*** Raw data ***

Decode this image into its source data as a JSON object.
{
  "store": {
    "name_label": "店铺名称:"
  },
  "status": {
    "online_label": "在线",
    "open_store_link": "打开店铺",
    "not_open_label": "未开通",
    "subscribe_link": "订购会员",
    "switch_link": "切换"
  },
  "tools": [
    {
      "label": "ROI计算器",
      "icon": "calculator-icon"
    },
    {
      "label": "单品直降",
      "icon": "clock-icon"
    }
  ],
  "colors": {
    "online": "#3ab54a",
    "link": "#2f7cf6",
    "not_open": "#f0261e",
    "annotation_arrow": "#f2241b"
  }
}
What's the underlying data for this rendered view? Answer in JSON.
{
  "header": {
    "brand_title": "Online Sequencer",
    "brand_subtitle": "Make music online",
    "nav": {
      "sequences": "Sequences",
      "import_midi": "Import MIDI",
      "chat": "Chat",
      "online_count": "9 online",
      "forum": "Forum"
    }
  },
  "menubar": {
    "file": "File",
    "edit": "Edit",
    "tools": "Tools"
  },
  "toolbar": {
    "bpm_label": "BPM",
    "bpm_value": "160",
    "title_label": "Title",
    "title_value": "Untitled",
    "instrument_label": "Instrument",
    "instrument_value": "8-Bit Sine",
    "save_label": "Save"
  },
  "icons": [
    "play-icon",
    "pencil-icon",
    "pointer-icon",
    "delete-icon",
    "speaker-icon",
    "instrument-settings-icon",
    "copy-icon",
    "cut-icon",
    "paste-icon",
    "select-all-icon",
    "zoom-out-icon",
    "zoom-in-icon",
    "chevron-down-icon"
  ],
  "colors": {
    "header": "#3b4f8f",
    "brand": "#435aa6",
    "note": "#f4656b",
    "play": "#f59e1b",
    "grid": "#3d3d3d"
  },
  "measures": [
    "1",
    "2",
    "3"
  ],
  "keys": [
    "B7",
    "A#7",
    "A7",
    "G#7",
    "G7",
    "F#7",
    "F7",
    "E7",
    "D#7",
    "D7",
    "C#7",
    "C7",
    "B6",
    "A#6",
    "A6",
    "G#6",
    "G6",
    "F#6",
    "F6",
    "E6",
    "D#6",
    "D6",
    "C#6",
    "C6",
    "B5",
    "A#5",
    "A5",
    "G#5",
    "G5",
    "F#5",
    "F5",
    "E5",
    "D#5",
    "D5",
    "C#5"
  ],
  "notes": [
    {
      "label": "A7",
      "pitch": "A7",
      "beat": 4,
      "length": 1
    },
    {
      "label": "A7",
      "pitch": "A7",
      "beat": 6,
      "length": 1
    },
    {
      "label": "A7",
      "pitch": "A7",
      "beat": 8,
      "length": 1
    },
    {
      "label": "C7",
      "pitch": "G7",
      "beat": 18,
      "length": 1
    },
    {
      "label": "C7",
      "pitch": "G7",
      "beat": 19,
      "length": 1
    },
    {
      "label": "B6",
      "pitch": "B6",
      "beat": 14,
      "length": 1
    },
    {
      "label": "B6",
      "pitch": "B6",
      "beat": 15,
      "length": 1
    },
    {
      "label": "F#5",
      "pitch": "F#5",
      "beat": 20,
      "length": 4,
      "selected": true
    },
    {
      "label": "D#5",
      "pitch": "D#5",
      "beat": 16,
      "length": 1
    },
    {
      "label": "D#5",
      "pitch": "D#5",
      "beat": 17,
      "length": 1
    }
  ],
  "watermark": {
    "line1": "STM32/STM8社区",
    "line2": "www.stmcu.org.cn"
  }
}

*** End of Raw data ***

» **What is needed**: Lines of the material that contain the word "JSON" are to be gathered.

» **Solution to this task**:
Decode this image into its source data as a JSON object.
What's the underlying data for this rendered view? Answer in JSON.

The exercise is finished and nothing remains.